• _WORK INSTRUCTION_: Each line of the records below that holds "color" should be copied out.

[Data extracted from a collection]
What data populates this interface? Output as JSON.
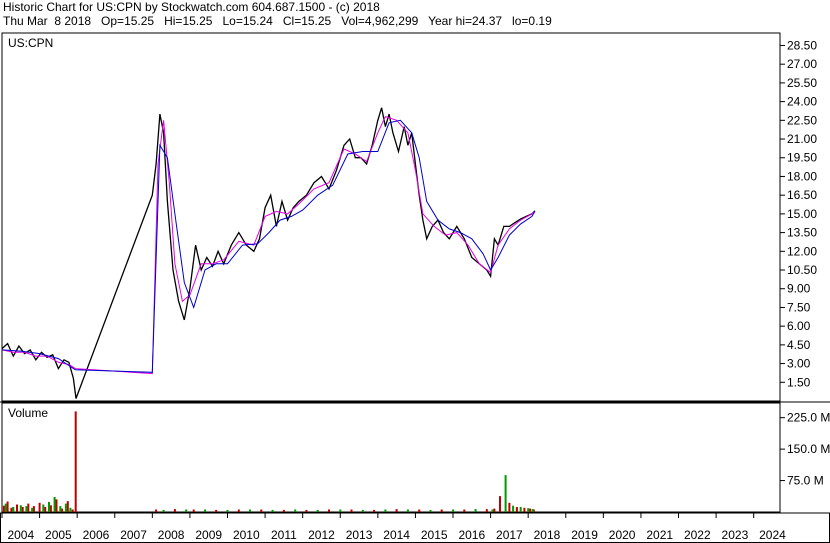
{
  "header": {
    "line1": "Historic Chart for US:CPN by Stockwatch.com 604.687.1500 - (c) 2018",
    "line2": "Thu Mar  8 2018   Op=15.25   Hi=15.25   Lo=15.24   Cl=15.25   Vol=4,962,299   Year hi=24.37   lo=0.19"
  },
  "chart_data": [
    {
      "type": "line",
      "title": "US:CPN",
      "xlabel": "",
      "ylabel": "",
      "x_ticks": [
        "2004",
        "2005",
        "2006",
        "2007",
        "2008",
        "2009",
        "2010",
        "2011",
        "2012",
        "2013",
        "2014",
        "2015",
        "2016",
        "2017",
        "2018",
        "2019",
        "2020",
        "2021",
        "2022",
        "2023",
        "2024"
      ],
      "y_ticks": [
        "1.50",
        "3.00",
        "4.50",
        "6.00",
        "7.50",
        "9.00",
        "10.50",
        "12.00",
        "13.50",
        "15.00",
        "16.50",
        "18.00",
        "19.50",
        "21.00",
        "22.50",
        "24.00",
        "25.50",
        "27.00",
        "28.50"
      ],
      "ylim": [
        0,
        29.5
      ],
      "xlim": [
        2004.0,
        2024.7
      ],
      "grid": false,
      "series": [
        {
          "color": "#000000",
          "x": [
            2004.0,
            2004.15,
            2004.3,
            2004.45,
            2004.6,
            2004.75,
            2004.9,
            2005.05,
            2005.2,
            2005.35,
            2005.5,
            2005.65,
            2005.78,
            2005.9,
            2005.97,
            2008.0,
            2008.1,
            2008.2,
            2008.3,
            2008.4,
            2008.55,
            2008.7,
            2008.85,
            2009.0,
            2009.15,
            2009.3,
            2009.45,
            2009.6,
            2009.75,
            2009.9,
            2010.1,
            2010.3,
            2010.5,
            2010.7,
            2010.85,
            2011.0,
            2011.15,
            2011.3,
            2011.45,
            2011.6,
            2011.75,
            2011.9,
            2012.1,
            2012.3,
            2012.5,
            2012.7,
            2012.9,
            2013.1,
            2013.25,
            2013.4,
            2013.55,
            2013.7,
            2013.85,
            2014.0,
            2014.1,
            2014.2,
            2014.3,
            2014.4,
            2014.55,
            2014.7,
            2014.8,
            2014.9,
            2015.0,
            2015.1,
            2015.2,
            2015.3,
            2015.45,
            2015.6,
            2015.75,
            2015.9,
            2016.1,
            2016.3,
            2016.5,
            2016.7,
            2016.9,
            2017.0,
            2017.1,
            2017.2,
            2017.35,
            2017.5,
            2017.65,
            2017.8,
            2017.95,
            2018.1,
            2018.18
          ],
          "y": [
            4.2,
            4.6,
            3.6,
            4.4,
            3.8,
            4.1,
            3.3,
            3.9,
            3.5,
            3.7,
            2.6,
            3.3,
            3.1,
            1.8,
            0.2,
            16.5,
            19.0,
            23.0,
            21.5,
            16.0,
            10.5,
            8.0,
            6.5,
            9.0,
            12.5,
            10.5,
            11.5,
            10.8,
            12.0,
            11.0,
            12.5,
            13.5,
            12.5,
            12.0,
            13.0,
            15.5,
            16.5,
            14.0,
            16.0,
            14.5,
            15.5,
            16.0,
            16.5,
            17.5,
            18.0,
            17.0,
            18.5,
            20.5,
            21.0,
            19.5,
            19.5,
            19.0,
            20.5,
            22.5,
            23.5,
            22.0,
            23.0,
            21.5,
            20.0,
            22.0,
            20.5,
            21.5,
            19.0,
            16.5,
            14.5,
            13.0,
            14.0,
            14.5,
            13.5,
            13.0,
            14.0,
            13.0,
            11.5,
            11.0,
            10.5,
            10.0,
            13.0,
            12.5,
            14.0,
            14.0,
            14.3,
            14.6,
            14.8,
            15.0,
            15.25
          ]
        },
        {
          "color": "#e600e6",
          "x": [
            2004.0,
            2004.3,
            2004.6,
            2004.9,
            2005.2,
            2005.5,
            2005.8,
            2005.95,
            2008.0,
            2008.15,
            2008.3,
            2008.45,
            2008.6,
            2008.8,
            2009.0,
            2009.3,
            2009.6,
            2009.9,
            2010.3,
            2010.7,
            2011.0,
            2011.3,
            2011.6,
            2011.9,
            2012.3,
            2012.7,
            2013.1,
            2013.4,
            2013.7,
            2014.0,
            2014.2,
            2014.5,
            2014.8,
            2015.0,
            2015.2,
            2015.5,
            2015.8,
            2016.1,
            2016.4,
            2016.7,
            2017.0,
            2017.2,
            2017.5,
            2017.8,
            2018.1,
            2018.18
          ],
          "y": [
            4.1,
            3.9,
            3.9,
            3.6,
            3.6,
            3.1,
            2.9,
            2.6,
            2.2,
            19.0,
            22.5,
            17.5,
            11.0,
            8.0,
            8.5,
            11.0,
            11.0,
            11.3,
            12.8,
            12.5,
            14.8,
            15.2,
            15.0,
            15.8,
            17.0,
            17.5,
            20.2,
            19.8,
            19.2,
            21.5,
            22.8,
            22.5,
            21.5,
            18.5,
            15.0,
            14.0,
            13.3,
            13.5,
            12.5,
            11.0,
            10.3,
            12.5,
            13.8,
            14.5,
            15.0,
            15.2
          ]
        },
        {
          "color": "#0000cc",
          "x": [
            2004.0,
            2004.5,
            2005.0,
            2005.5,
            2005.95,
            2008.0,
            2008.2,
            2008.4,
            2008.6,
            2008.85,
            2009.1,
            2009.4,
            2009.7,
            2010.0,
            2010.4,
            2010.8,
            2011.1,
            2011.4,
            2011.7,
            2012.0,
            2012.4,
            2012.8,
            2013.2,
            2013.6,
            2014.0,
            2014.3,
            2014.6,
            2014.9,
            2015.1,
            2015.3,
            2015.6,
            2015.9,
            2016.2,
            2016.5,
            2016.8,
            2017.0,
            2017.2,
            2017.5,
            2017.8,
            2018.1,
            2018.18
          ],
          "y": [
            4.1,
            4.0,
            3.8,
            3.4,
            2.5,
            2.3,
            20.5,
            19.5,
            15.0,
            9.5,
            7.5,
            10.5,
            11.0,
            11.0,
            12.5,
            12.6,
            13.5,
            14.5,
            14.8,
            15.3,
            16.5,
            17.3,
            19.8,
            20.0,
            20.0,
            22.3,
            22.5,
            21.5,
            19.5,
            16.0,
            14.5,
            13.8,
            13.5,
            13.0,
            11.8,
            10.5,
            11.5,
            13.3,
            14.2,
            14.8,
            15.2
          ]
        }
      ]
    },
    {
      "type": "bar",
      "title": "Volume",
      "y_ticks": [
        "75.0 M",
        "150.0 M",
        "225.0 M"
      ],
      "ylim": [
        0,
        260
      ],
      "series": [
        {
          "color": "#c00000",
          "x": [
            2004.05,
            2004.15,
            2004.25,
            2004.4,
            2004.55,
            2004.7,
            2004.85,
            2005.0,
            2005.15,
            2005.3,
            2005.45,
            2005.6,
            2005.75,
            2005.88,
            2005.96,
            2008.1,
            2008.6,
            2009.1,
            2009.7,
            2010.3,
            2010.9,
            2011.5,
            2012.1,
            2012.7,
            2013.3,
            2013.9,
            2014.5,
            2015.1,
            2015.7,
            2016.3,
            2016.9,
            2017.1,
            2017.25,
            2017.5,
            2017.7,
            2017.9,
            2018.05,
            2018.15
          ],
          "values": [
            15,
            25,
            10,
            18,
            12,
            20,
            14,
            22,
            12,
            16,
            30,
            8,
            26,
            6,
            240,
            6,
            7,
            6,
            5,
            6,
            6,
            5,
            5,
            6,
            6,
            5,
            7,
            6,
            6,
            6,
            7,
            8,
            38,
            22,
            12,
            10,
            8,
            6
          ]
        },
        {
          "color": "#009900",
          "x": [
            2004.1,
            2004.3,
            2004.5,
            2004.65,
            2004.8,
            2005.1,
            2005.25,
            2005.4,
            2005.55,
            2005.7,
            2005.82,
            2008.3,
            2008.9,
            2009.4,
            2010.0,
            2010.6,
            2011.2,
            2011.8,
            2012.4,
            2013.0,
            2013.6,
            2014.2,
            2014.8,
            2015.4,
            2016.0,
            2016.6,
            2017.05,
            2017.4,
            2017.6,
            2017.8,
            2018.0,
            2018.12
          ],
          "values": [
            20,
            12,
            16,
            14,
            10,
            18,
            24,
            36,
            14,
            20,
            10,
            5,
            6,
            6,
            5,
            6,
            5,
            6,
            5,
            6,
            5,
            6,
            6,
            5,
            6,
            7,
            6,
            88,
            15,
            12,
            9,
            7
          ]
        }
      ]
    }
  ]
}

• _COMPLETED TASK_:
          "color": "#000000",
          "color": "#e600e6",
          "color": "#0000cc",
          "color": "#c00000",
          "color": "#009900",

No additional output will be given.